## Task directions
Lines with the word "nanoGPT": copy all of them from the entries below.

## Dataset excerpts
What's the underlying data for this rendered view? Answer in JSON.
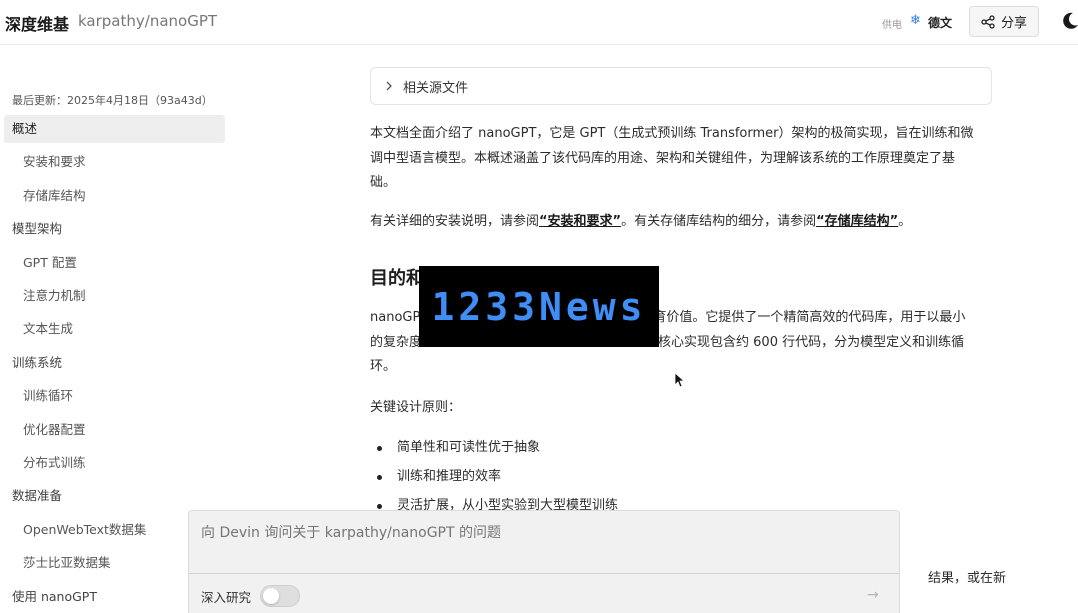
{
  "header": {
    "brand": "深度维基",
    "repo": "karpathy/nanoGPT",
    "powered_by": "供电",
    "powered_brand": "德文",
    "share_label": "分享"
  },
  "sidebar": {
    "last_updated": "最后更新：2025年4月18日（93a43d）",
    "items": [
      {
        "label": "概述",
        "level": 1,
        "active": true
      },
      {
        "label": "安装和要求",
        "level": 2
      },
      {
        "label": "存储库结构",
        "level": 2
      },
      {
        "label": "模型架构",
        "level": 1
      },
      {
        "label": "GPT 配置",
        "level": 2
      },
      {
        "label": "注意力机制",
        "level": 2
      },
      {
        "label": "文本生成",
        "level": 2
      },
      {
        "label": "训练系统",
        "level": 1
      },
      {
        "label": "训练循环",
        "level": 2
      },
      {
        "label": "优化器配置",
        "level": 2
      },
      {
        "label": "分布式训练",
        "level": 2
      },
      {
        "label": "数据准备",
        "level": 1
      },
      {
        "label": "OpenWebText数据集",
        "level": 2
      },
      {
        "label": "莎士比亚数据集",
        "level": 2
      },
      {
        "label": "使用 nanoGPT",
        "level": 1
      }
    ]
  },
  "main": {
    "accordion_label": "相关源文件",
    "intro_line1": "本文档全面介绍了 nanoGPT，它是 GPT（生成式预训练 Transformer）架构的极简实现，旨在训练和微",
    "intro_line2": "调中型语言模型。本概述涵盖了该代码库的用途、架构和关键组件，为理解该系统的工作原理奠定了基",
    "intro_line3": "础。",
    "ref_prefix": "有关详细的安装说明，请参阅",
    "ref_link1": "“安装和要求”",
    "ref_middle": "。有关存储库结构的细分，请参阅",
    "ref_link2": "“存储库结构”",
    "ref_suffix": "。",
    "heading": "目的和",
    "purpose_line1_start": "nanoGP",
    "purpose_line1_end": "育价值。它提供了一个精简高效的代码库，用于以最小",
    "purpose_line2_start": "的复杂度训",
    "purpose_line2_end": "核心实现包含约 600 行代码，分为模型定义和训练循",
    "purpose_line3": "环。",
    "principles_label": "关键设计原则：",
    "bullets": [
      "简单性和可读性优于抽象",
      "训练和推理的效率",
      "灵活扩展，从小型实验到大型模型训练"
    ],
    "behind_text": "结果，或在新"
  },
  "watermark": {
    "text": "1233News"
  },
  "ask": {
    "placeholder": "向 Devin 询问关于 karpathy/nanoGPT 的问题",
    "deep_research_label": "深入研究",
    "deep_research_enabled": false
  },
  "colors": {
    "accent": "#2b7de9",
    "watermark_text": "#3f8ef7",
    "active_nav": "#eeeeee"
  }
}
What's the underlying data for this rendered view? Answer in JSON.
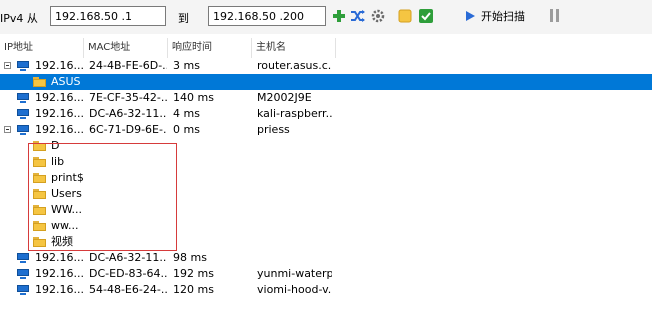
{
  "toolbar": {
    "ipv4_label": "IPv4 从",
    "start_ip": "192.168.50 .1",
    "to_label": "到",
    "end_ip": "192.168.50 .200",
    "scan_label": "开始扫描",
    "icons": [
      "plus-icon",
      "shuffle-icon",
      "settings-gear-icon",
      "note-icon",
      "check-icon",
      "play-icon",
      "pause-icon"
    ]
  },
  "columns": [
    "IP地址",
    "MAC地址",
    "响应时间",
    "主机名"
  ],
  "rows": [
    {
      "type": "host",
      "ip": "192.16...",
      "mac": "24-4B-FE-6D-...",
      "time": "3 ms",
      "host": "router.asus.c..."
    },
    {
      "type": "share",
      "name": "ASUS",
      "selected": true
    },
    {
      "type": "host",
      "ip": "192.16...",
      "mac": "7E-CF-35-42-...",
      "time": "140 ms",
      "host": "M2002J9E"
    },
    {
      "type": "host",
      "ip": "192.16...",
      "mac": "DC-A6-32-11...",
      "time": "4 ms",
      "host": "kali-raspberr..."
    },
    {
      "type": "host",
      "ip": "192.16...",
      "mac": "6C-71-D9-6E-...",
      "time": "0 ms",
      "host": "priess"
    },
    {
      "type": "share",
      "name": "D"
    },
    {
      "type": "share",
      "name": "lib"
    },
    {
      "type": "share",
      "name": "print$"
    },
    {
      "type": "share",
      "name": "Users"
    },
    {
      "type": "share",
      "name": "WW..."
    },
    {
      "type": "share",
      "name": "ww..."
    },
    {
      "type": "share",
      "name": "视频"
    },
    {
      "type": "host",
      "ip": "192.16...",
      "mac": "DC-A6-32-11...",
      "time": "98 ms",
      "host": ""
    },
    {
      "type": "host",
      "ip": "192.16...",
      "mac": "DC-ED-83-64...",
      "time": "192 ms",
      "host": "yunmi-waterp..."
    },
    {
      "type": "host",
      "ip": "192.16...",
      "mac": "54-48-E6-24-...",
      "time": "120 ms",
      "host": "viomi-hood-v..."
    }
  ],
  "colors": {
    "selected": "#0078d7",
    "accent_green": "#2e9e3a",
    "highlight_box": "#d63b3b"
  }
}
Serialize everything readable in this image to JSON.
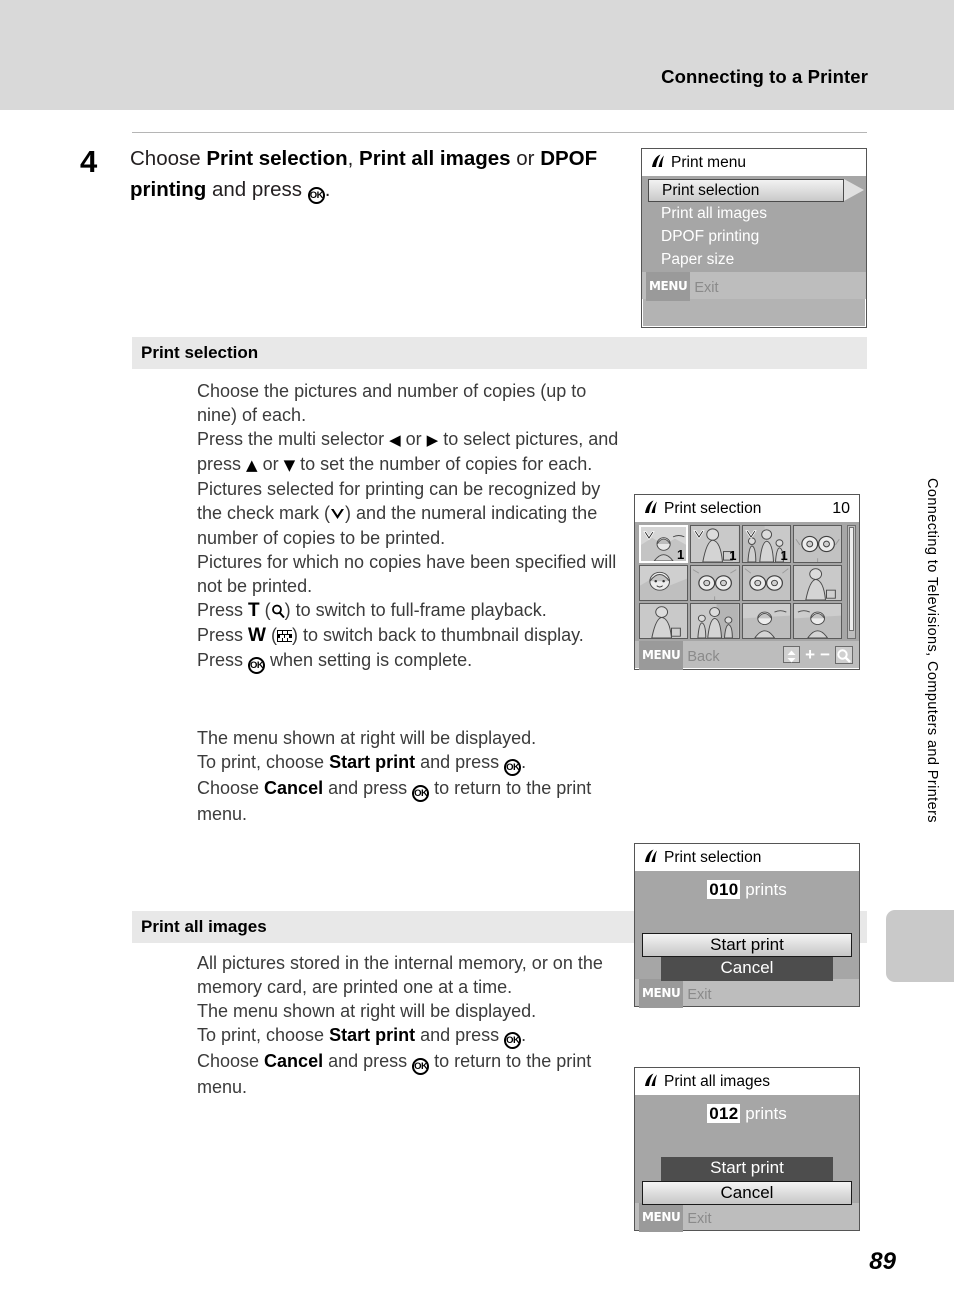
{
  "header": {
    "title": "Connecting to a Printer"
  },
  "step": {
    "number": "4",
    "text_parts": [
      {
        "t": "Choose ",
        "b": false
      },
      {
        "t": "Print selection",
        "b": true
      },
      {
        "t": ", ",
        "b": false
      },
      {
        "t": "Print all images",
        "b": true
      },
      {
        "t": " or ",
        "b": false
      },
      {
        "t": "DPOF printing",
        "b": true
      },
      {
        "t": " and press ",
        "b": false
      },
      {
        "t": "OK-button",
        "b": false,
        "icon": "ok"
      },
      {
        "t": ".",
        "b": false
      }
    ]
  },
  "sections": [
    {
      "id": "print-selection",
      "heading": "Print selection"
    },
    {
      "id": "print-all-images",
      "heading": "Print all images"
    }
  ],
  "paragraphs": {
    "print_selection_1": "Choose the pictures and number of copies (up to nine) of each.\nPress the multi selector ◀ or ▶ to select pictures, and press ▲ or ▼ to set the number of copies for each.\nPictures selected for printing can be recognized by the check mark (✔) and the numeral indicating the number of copies to be printed.\nPictures for which no copies have been specified will not be printed.\nPress T (🔍) to switch to full-frame playback.\nPress W (▦) to switch back to thumbnail display.\nPress OK when setting is complete.",
    "print_selection_2": "The menu shown at right will be displayed.\nTo print, choose Start print and press OK.\nChoose Cancel and press OK to return to the print menu.",
    "print_all_1": "All pictures stored in the internal memory, or on the memory card, are printed one at a time.\nThe menu shown at right will be displayed.\nTo print, choose Start print and press OK.\nChoose Cancel and press OK to return to the print menu."
  },
  "screens": {
    "print_menu": {
      "title": "Print menu",
      "items": [
        {
          "label": "Print selection",
          "selected": true
        },
        {
          "label": "Print all images",
          "selected": false
        },
        {
          "label": "DPOF printing",
          "selected": false
        },
        {
          "label": "Paper size",
          "selected": false
        }
      ],
      "footer_key": "MENU",
      "footer_label": "Exit"
    },
    "print_selection": {
      "title": "Print selection",
      "count": "10",
      "footer_key": "MENU",
      "footer_label": "Back",
      "plus_label": "+",
      "minus_label": "−",
      "thumbnails": [
        {
          "checked": true,
          "copies": "1",
          "active": true
        },
        {
          "checked": true,
          "copies": "1",
          "active": false
        },
        {
          "checked": true,
          "copies": "1",
          "active": false
        },
        {
          "checked": false,
          "copies": "",
          "active": false
        },
        {
          "checked": false,
          "copies": "",
          "active": false
        },
        {
          "checked": false,
          "copies": "",
          "active": false
        },
        {
          "checked": false,
          "copies": "",
          "active": false
        },
        {
          "checked": false,
          "copies": "",
          "active": false
        },
        {
          "checked": false,
          "copies": "",
          "active": false
        },
        {
          "checked": false,
          "copies": "",
          "active": false
        },
        {
          "checked": false,
          "copies": "",
          "active": false
        },
        {
          "checked": false,
          "copies": "",
          "active": false
        }
      ]
    },
    "confirm_selection": {
      "title": "Print selection",
      "count": "010",
      "count_unit": "prints",
      "start_label": "Start print",
      "cancel_label": "Cancel",
      "highlighted": "start",
      "footer_key": "MENU",
      "footer_label": "Exit"
    },
    "confirm_all": {
      "title": "Print all images",
      "count": "012",
      "count_unit": "prints",
      "start_label": "Start print",
      "cancel_label": "Cancel",
      "highlighted": "cancel",
      "footer_key": "MENU",
      "footer_label": "Exit"
    }
  },
  "side_tab": {
    "text": "Connecting to Televisions, Computers and Printers"
  },
  "page_number": "89",
  "colors": {
    "header_band": "#d9d9d9",
    "section_bar": "#e8e8e8",
    "lcd_body": "#a6a6a6",
    "lcd_footer": "#bdbdbd",
    "side_tab": "#c9c9c9"
  }
}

## Solution
    "repo": "karpathy/nanoGPT",
        "label": "使用 nanoGPT",
    "intro_line1": "本文档全面介绍了 nanoGPT，它是 GPT（生成式预训练 Transformer）架构的极简实现，旨在训练和微",
    "placeholder": "向 Devin 询问关于 karpathy/nanoGPT 的问题",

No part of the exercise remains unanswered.